All of this is written in a clear and compelling way. One problem, though, with viewing this critical period in Canadian history as a passing episode (a “scare”) is that it underestimates how long the repression went on. In British Columbia, one can see all of the same techniques of state and employer repression present in the breaking of the Wobbly-led logger strikes of 1923-4. At the same time, it is hard to disagree with the examples Francis presents in his conclusion of other moments when the Canadian government responded with repression to perceived threats to the stability of the state — from the Communist party activism of the 1930s to the current “war on terror.” This does reveal the fragile nature of freedom of expression and the rule of law in Canada. However, one could argue that Canada’s elite, rather than episodically, has always and continuously taken threats to its interests seriously. One feels, too, that the Strike Bulletin editor Abe Heap’s call at the end of the war for a “better day” does represent an ongoing desire and efforts by many to build a significantly different Canada. 

Seeing Reds: The Red Scare of 1918-1919, Canada’s First War on Terror

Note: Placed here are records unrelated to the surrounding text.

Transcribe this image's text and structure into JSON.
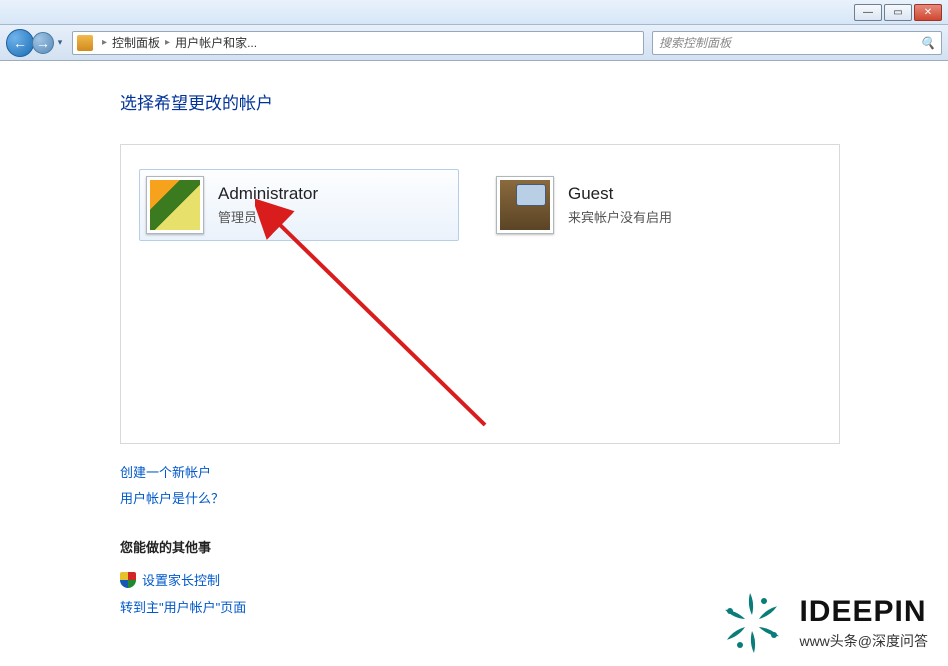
{
  "titlebar": {
    "min": "—",
    "max": "▭",
    "close": "✕"
  },
  "nav": {
    "back": "←",
    "fwd": "→",
    "drop": "▾",
    "crumb1": "控制面板",
    "crumb2": "用户帐户和家...",
    "sep": "▸"
  },
  "search": {
    "placeholder": "搜索控制面板",
    "mag": "🔍"
  },
  "page": {
    "heading": "选择希望更改的帐户",
    "accounts": [
      {
        "name": "Administrator",
        "role": "管理员"
      },
      {
        "name": "Guest",
        "role": "来宾帐户没有启用"
      }
    ],
    "link_create": "创建一个新帐户",
    "link_what": "用户帐户是什么？",
    "section_label": "您能做的其他事",
    "link_parental": "设置家长控制",
    "link_goto": "转到主\"用户帐户\"页面"
  },
  "brand": {
    "title": "IDEEPIN",
    "subtitle": "www头条@深度问答"
  }
}
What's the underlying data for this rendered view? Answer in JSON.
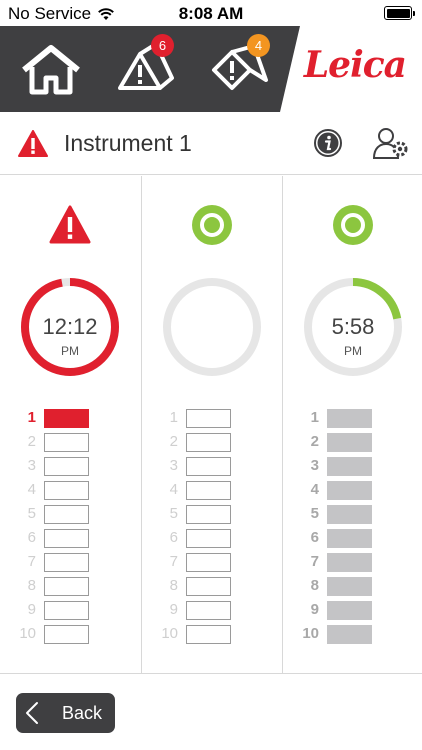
{
  "status_bar": {
    "carrier": "No Service",
    "time": "8:08 AM"
  },
  "nav": {
    "home_icon": "home-icon",
    "alarms_badge": "6",
    "warnings_badge": "4",
    "logo_text": "Leica",
    "colors": {
      "dark": "#3f3f41",
      "red": "#e0202e",
      "orange": "#f39521"
    }
  },
  "title_row": {
    "title": "Instrument 1",
    "warn_icon": "warning-icon",
    "info_icon": "info-icon",
    "user_settings_icon": "user-settings-icon"
  },
  "columns": [
    {
      "status": "error",
      "time": "12:12",
      "ampm": "PM",
      "progress": 0.97,
      "ring_color": "#e0202e",
      "slots": [
        "1",
        "2",
        "3",
        "4",
        "5",
        "6",
        "7",
        "8",
        "9",
        "10"
      ],
      "slot_state": "first-active"
    },
    {
      "status": "ok",
      "time": "",
      "ampm": "",
      "progress": 0,
      "ring_color": "#e6e6e6",
      "slots": [
        "1",
        "2",
        "3",
        "4",
        "5",
        "6",
        "7",
        "8",
        "9",
        "10"
      ],
      "slot_state": "empty"
    },
    {
      "status": "ok",
      "time": "5:58",
      "ampm": "PM",
      "progress": 0.22,
      "ring_color": "#8cc63f",
      "slots": [
        "1",
        "2",
        "3",
        "4",
        "5",
        "6",
        "7",
        "8",
        "9",
        "10"
      ],
      "slot_state": "filled"
    }
  ],
  "footer": {
    "back_label": "Back"
  }
}
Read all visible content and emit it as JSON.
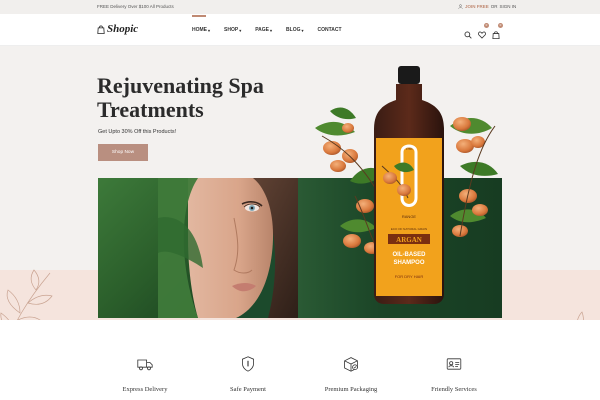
{
  "topbar": {
    "promo": "FREE Delivery Over $100 All Products",
    "join_label": "JOIN FREE",
    "or_label": "OR",
    "signin_label": "SIGN IN"
  },
  "header": {
    "logo_text": "Shopic",
    "nav": [
      {
        "label": "HOME",
        "caret": "▾",
        "active": true
      },
      {
        "label": "SHOP",
        "caret": "▾"
      },
      {
        "label": "PAGE",
        "caret": "▾"
      },
      {
        "label": "BLOG",
        "caret": "▾"
      },
      {
        "label": "CONTACT",
        "caret": ""
      }
    ],
    "wishlist_count": "0",
    "cart_count": "0"
  },
  "hero": {
    "title_line1": "Rejuvenating Spa",
    "title_line2": "Treatments",
    "subtitle": "Get Upto 30% Off this Products!",
    "button_label": "Shop Now"
  },
  "product": {
    "label_the": "THE",
    "label_range": "RANGE",
    "label_small": "ECO OF NATURAL GRAIN",
    "label_name": "ARGAN",
    "label_type1": "OIL-BASED",
    "label_type2": "SHAMPOO",
    "label_for": "FOR DRY HAIR"
  },
  "features": [
    {
      "label": "Express Delivery",
      "icon": "truck-icon"
    },
    {
      "label": "Safe Payment",
      "icon": "shield-icon"
    },
    {
      "label": "Premium Packaging",
      "icon": "package-icon"
    },
    {
      "label": "Friendly Services",
      "icon": "id-card-icon"
    }
  ],
  "colors": {
    "accent": "#c08a73",
    "button": "#b98f80",
    "banner_green": "#1c4a2c",
    "lower_pink": "#f5e4dd",
    "bottle_label": "#f2a21c"
  }
}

By Daniel Francis
Vancouver: Arsenal Pulp Press, 2010. 280 pp. Illus. 27.95 cloth.